Items from a data source:
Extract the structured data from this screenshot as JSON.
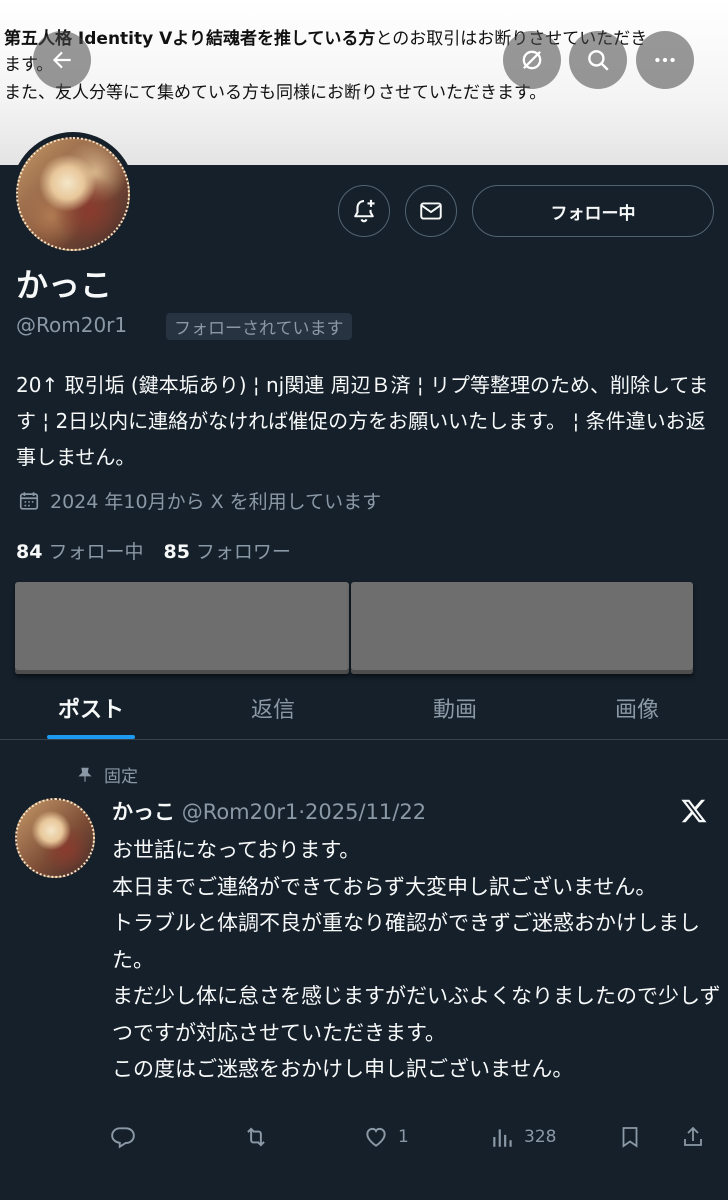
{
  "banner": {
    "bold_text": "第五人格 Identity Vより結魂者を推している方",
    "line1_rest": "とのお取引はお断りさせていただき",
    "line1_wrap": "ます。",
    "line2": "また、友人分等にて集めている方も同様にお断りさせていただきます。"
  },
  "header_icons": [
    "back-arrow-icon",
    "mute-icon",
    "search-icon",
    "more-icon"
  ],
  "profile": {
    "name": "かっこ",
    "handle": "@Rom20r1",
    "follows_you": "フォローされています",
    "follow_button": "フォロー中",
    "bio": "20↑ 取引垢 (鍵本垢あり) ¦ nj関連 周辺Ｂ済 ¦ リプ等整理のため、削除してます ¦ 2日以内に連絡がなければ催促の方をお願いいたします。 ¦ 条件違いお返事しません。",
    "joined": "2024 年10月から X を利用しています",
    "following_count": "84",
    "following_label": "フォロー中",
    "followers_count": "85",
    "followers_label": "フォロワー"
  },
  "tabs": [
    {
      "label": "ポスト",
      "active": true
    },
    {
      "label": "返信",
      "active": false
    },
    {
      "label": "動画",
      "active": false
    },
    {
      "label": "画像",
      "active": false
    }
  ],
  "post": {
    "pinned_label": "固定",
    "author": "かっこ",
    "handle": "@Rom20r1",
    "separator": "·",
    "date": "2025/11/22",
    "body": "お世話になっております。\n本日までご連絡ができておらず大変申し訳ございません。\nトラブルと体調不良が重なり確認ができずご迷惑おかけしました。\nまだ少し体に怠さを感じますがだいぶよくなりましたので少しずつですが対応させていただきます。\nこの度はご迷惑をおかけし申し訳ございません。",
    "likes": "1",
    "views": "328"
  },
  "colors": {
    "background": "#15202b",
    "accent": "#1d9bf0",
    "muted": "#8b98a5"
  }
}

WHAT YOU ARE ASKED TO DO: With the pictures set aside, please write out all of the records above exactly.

ANSWER AREA:
Extract the structured data from this screenshot as JSON.
{
  "banner": {
    "bold_text": "第五人格 Identity Vより結魂者を推している方",
    "line1_rest": "とのお取引はお断りさせていただき",
    "line1_wrap": "ます。",
    "line2": "また、友人分等にて集めている方も同様にお断りさせていただきます。"
  },
  "header_icons": [
    "back-arrow-icon",
    "mute-icon",
    "search-icon",
    "more-icon"
  ],
  "profile": {
    "name": "かっこ",
    "handle": "@Rom20r1",
    "follows_you": "フォローされています",
    "follow_button": "フォロー中",
    "bio": "20↑ 取引垢 (鍵本垢あり) ¦ nj関連 周辺Ｂ済 ¦ リプ等整理のため、削除してます ¦ 2日以内に連絡がなければ催促の方をお願いいたします。 ¦ 条件違いお返事しません。",
    "joined": "2024 年10月から X を利用しています",
    "following_count": "84",
    "following_label": "フォロー中",
    "followers_count": "85",
    "followers_label": "フォロワー"
  },
  "tabs": [
    {
      "label": "ポスト",
      "active": true
    },
    {
      "label": "返信",
      "active": false
    },
    {
      "label": "動画",
      "active": false
    },
    {
      "label": "画像",
      "active": false
    }
  ],
  "post": {
    "pinned_label": "固定",
    "author": "かっこ",
    "handle": "@Rom20r1",
    "separator": "·",
    "date": "2025/11/22",
    "body": "お世話になっております。\n本日までご連絡ができておらず大変申し訳ございません。\nトラブルと体調不良が重なり確認ができずご迷惑おかけしました。\nまだ少し体に怠さを感じますがだいぶよくなりましたので少しずつですが対応させていただきます。\nこの度はご迷惑をおかけし申し訳ございません。",
    "likes": "1",
    "views": "328"
  },
  "colors": {
    "background": "#15202b",
    "accent": "#1d9bf0",
    "muted": "#8b98a5"
  }
}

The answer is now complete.